[Dataset rows describing interfaces]
•••

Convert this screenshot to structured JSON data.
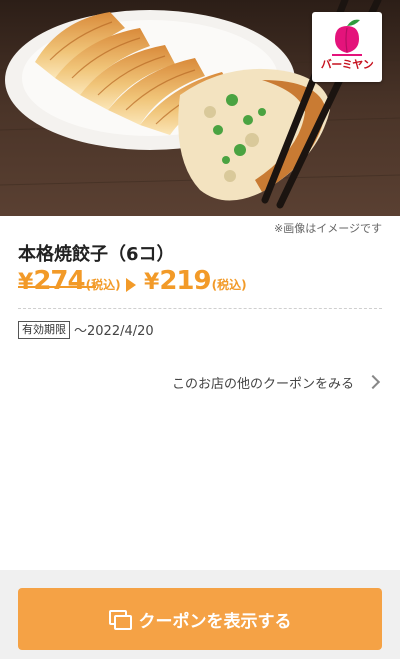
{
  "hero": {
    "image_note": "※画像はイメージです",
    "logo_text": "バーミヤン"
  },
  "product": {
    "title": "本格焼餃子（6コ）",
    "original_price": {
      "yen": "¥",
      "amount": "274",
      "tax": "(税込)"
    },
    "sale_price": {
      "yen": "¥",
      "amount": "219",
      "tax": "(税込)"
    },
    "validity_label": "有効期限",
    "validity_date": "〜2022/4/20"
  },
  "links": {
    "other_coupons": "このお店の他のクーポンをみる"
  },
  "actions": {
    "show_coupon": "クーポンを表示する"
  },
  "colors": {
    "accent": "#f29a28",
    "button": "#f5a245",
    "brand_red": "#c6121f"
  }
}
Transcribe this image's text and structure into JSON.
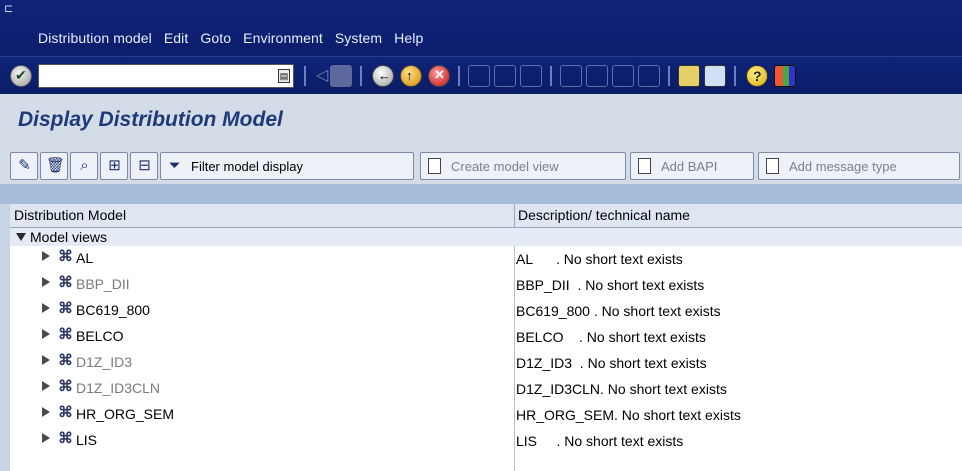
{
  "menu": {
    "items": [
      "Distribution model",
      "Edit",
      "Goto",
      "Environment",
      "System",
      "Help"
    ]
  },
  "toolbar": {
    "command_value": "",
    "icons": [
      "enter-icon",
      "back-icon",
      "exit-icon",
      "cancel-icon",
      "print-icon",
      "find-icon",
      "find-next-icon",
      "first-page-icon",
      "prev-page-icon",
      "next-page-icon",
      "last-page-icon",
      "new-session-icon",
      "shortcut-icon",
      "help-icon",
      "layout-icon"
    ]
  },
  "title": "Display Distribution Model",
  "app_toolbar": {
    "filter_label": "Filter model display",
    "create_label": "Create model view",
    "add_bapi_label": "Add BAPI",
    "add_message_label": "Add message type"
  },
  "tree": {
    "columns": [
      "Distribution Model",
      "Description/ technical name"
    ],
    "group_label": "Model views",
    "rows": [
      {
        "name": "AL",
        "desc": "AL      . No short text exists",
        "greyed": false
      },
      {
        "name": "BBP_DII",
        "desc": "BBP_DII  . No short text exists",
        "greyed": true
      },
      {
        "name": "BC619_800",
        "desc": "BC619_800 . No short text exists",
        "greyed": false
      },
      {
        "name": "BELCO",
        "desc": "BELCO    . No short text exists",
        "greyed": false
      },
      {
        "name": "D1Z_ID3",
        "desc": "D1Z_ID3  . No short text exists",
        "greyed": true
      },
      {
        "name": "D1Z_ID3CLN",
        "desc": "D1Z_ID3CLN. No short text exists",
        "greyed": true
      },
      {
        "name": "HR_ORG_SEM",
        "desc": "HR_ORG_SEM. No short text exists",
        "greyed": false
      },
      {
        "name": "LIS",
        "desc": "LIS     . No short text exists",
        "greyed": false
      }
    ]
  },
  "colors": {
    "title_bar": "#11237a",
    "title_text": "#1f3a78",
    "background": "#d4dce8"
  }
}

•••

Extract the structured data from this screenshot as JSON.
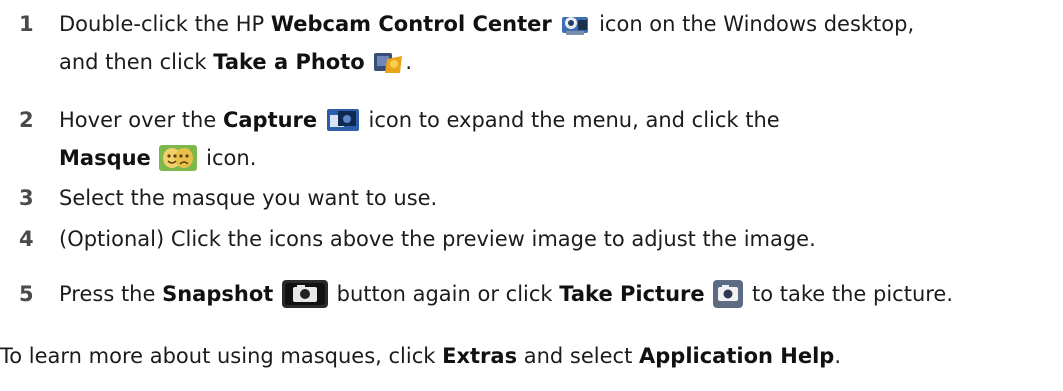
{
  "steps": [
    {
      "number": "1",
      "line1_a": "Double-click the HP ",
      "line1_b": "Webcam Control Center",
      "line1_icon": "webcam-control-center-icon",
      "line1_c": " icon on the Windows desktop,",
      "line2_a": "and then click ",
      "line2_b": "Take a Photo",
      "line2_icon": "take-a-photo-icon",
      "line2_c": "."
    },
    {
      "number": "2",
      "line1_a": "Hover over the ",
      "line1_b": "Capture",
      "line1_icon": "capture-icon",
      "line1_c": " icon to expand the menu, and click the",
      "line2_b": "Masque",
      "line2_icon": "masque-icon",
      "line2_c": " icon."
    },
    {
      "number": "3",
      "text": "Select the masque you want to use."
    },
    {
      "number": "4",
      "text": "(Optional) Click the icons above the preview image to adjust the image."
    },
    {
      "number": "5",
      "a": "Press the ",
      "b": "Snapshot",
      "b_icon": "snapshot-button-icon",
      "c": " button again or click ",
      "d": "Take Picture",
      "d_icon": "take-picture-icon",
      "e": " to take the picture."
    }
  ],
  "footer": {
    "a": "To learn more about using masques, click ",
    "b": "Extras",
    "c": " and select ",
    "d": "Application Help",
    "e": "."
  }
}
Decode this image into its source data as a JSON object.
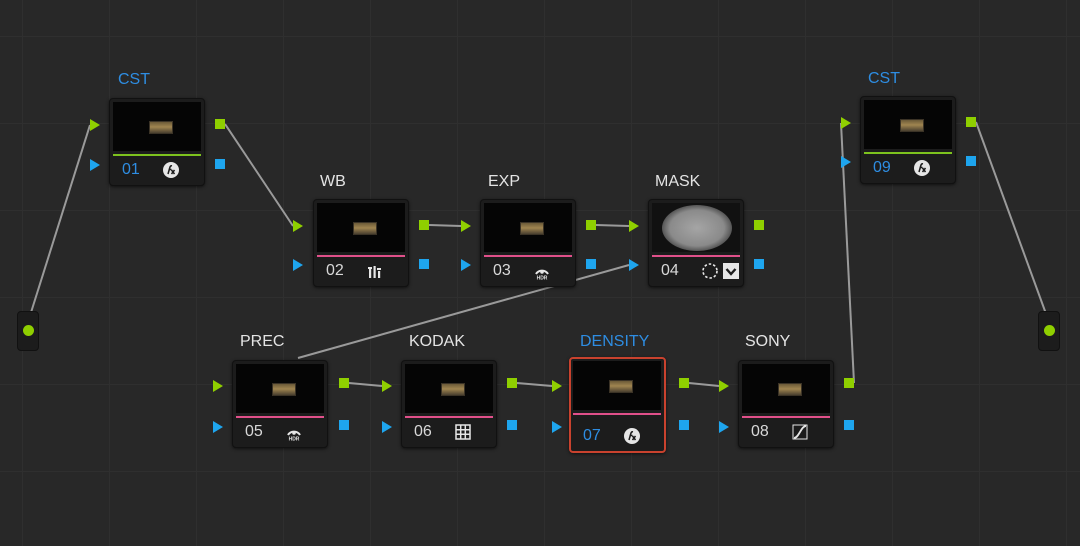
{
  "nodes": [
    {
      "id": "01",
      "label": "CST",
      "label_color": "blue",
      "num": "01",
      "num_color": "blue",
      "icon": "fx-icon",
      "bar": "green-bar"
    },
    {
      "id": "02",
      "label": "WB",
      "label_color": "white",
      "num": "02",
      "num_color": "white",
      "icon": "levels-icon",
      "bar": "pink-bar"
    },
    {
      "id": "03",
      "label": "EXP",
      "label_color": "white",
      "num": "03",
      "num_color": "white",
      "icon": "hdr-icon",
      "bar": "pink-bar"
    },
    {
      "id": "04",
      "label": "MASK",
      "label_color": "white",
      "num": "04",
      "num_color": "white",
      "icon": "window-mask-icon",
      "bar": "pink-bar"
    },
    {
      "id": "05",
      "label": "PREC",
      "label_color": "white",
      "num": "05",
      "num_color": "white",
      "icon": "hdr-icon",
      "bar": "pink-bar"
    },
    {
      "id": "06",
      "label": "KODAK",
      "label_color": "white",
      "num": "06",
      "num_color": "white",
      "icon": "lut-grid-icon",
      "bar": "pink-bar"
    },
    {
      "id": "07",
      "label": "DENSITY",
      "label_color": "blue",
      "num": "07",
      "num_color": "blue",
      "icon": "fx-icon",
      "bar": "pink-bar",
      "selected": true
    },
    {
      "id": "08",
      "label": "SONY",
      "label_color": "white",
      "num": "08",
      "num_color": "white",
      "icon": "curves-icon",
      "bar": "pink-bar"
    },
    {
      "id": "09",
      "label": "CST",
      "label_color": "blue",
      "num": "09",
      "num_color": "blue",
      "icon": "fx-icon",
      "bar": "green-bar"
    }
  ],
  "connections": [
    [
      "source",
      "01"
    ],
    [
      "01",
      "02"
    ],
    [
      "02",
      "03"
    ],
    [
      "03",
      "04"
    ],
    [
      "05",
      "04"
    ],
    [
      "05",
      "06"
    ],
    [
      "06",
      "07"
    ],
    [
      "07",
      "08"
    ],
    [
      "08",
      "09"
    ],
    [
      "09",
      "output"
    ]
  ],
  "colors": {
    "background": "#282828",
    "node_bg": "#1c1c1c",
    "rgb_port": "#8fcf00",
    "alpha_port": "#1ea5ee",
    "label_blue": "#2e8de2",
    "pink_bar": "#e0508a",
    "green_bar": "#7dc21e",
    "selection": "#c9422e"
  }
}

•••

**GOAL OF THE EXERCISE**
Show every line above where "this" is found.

**ANSWER FOR THE TASK**
Convert this screenshot to structured JSON data.
Transcribe this image's text and structure into JSON.
Extract the structured data from this screenshot as JSON.
Decode this image into its source data as a JSON object.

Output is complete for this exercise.